The Rippingtons and Craig Chaquico
Doors 4 p.m. – Showtime 5 p.m. Tickets: VIP $70 – GA $45

August 8
Guitars & Saxes 2009 featuring Euge Groove, Jeff Golub, Jeff Lorber and Jessy J
Doors 4 p.m. – Showtime 5 p.m. Tickets: VIP $70 – GA $45

August 22
The KRUSH Presents: Susan Tedeschi and JJ Grey & Mofro
Doors 4 p.m. – Showtime 5 p.m. Tickets: VIP $70 – GA $45

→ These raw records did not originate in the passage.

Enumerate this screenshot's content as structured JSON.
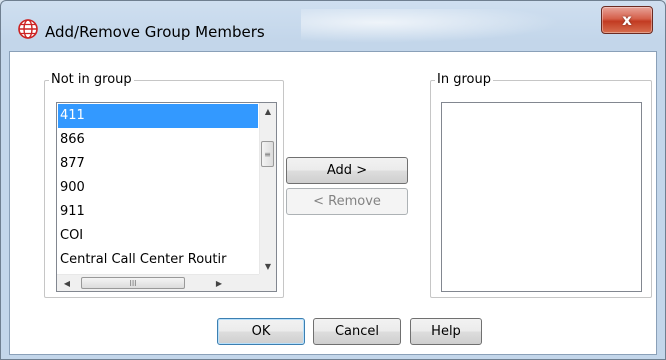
{
  "window": {
    "title": "Add/Remove Group Members",
    "close_label": "x"
  },
  "not_in_group": {
    "label": "Not in group",
    "items": [
      "411",
      "866",
      "877",
      "900",
      "911",
      "COI",
      "Central Call Center Routir"
    ],
    "selected_index": 0
  },
  "in_group": {
    "label": "In group",
    "items": []
  },
  "actions": {
    "add_label": "Add >",
    "remove_label": "< Remove"
  },
  "footer": {
    "ok_label": "OK",
    "cancel_label": "Cancel",
    "help_label": "Help"
  },
  "scrollbar": {
    "up_arrow": "▲",
    "down_arrow": "▼",
    "left_arrow": "◀",
    "right_arrow": "▶",
    "grip_v": "≡",
    "grip_h": "III"
  },
  "colors": {
    "selection": "#3399ff",
    "close_button": "#c23b22",
    "title_icon": "#cc2222"
  }
}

September 7
Daryl Hall & John Oates – Up Close and Personal Tour
In celebration of 50 Years making incredible wines, Rodney Strong Vineyards is proud to close it’s 19th Concert Season with an afternoon of timeless hits from Hall & Oates, including “Rich Girl,” “Maneater,” “Sara Smile,” “Kiss On My List,” and “One On One.”
Doors 3 p.m. Tickets: VIP $110 – GA $75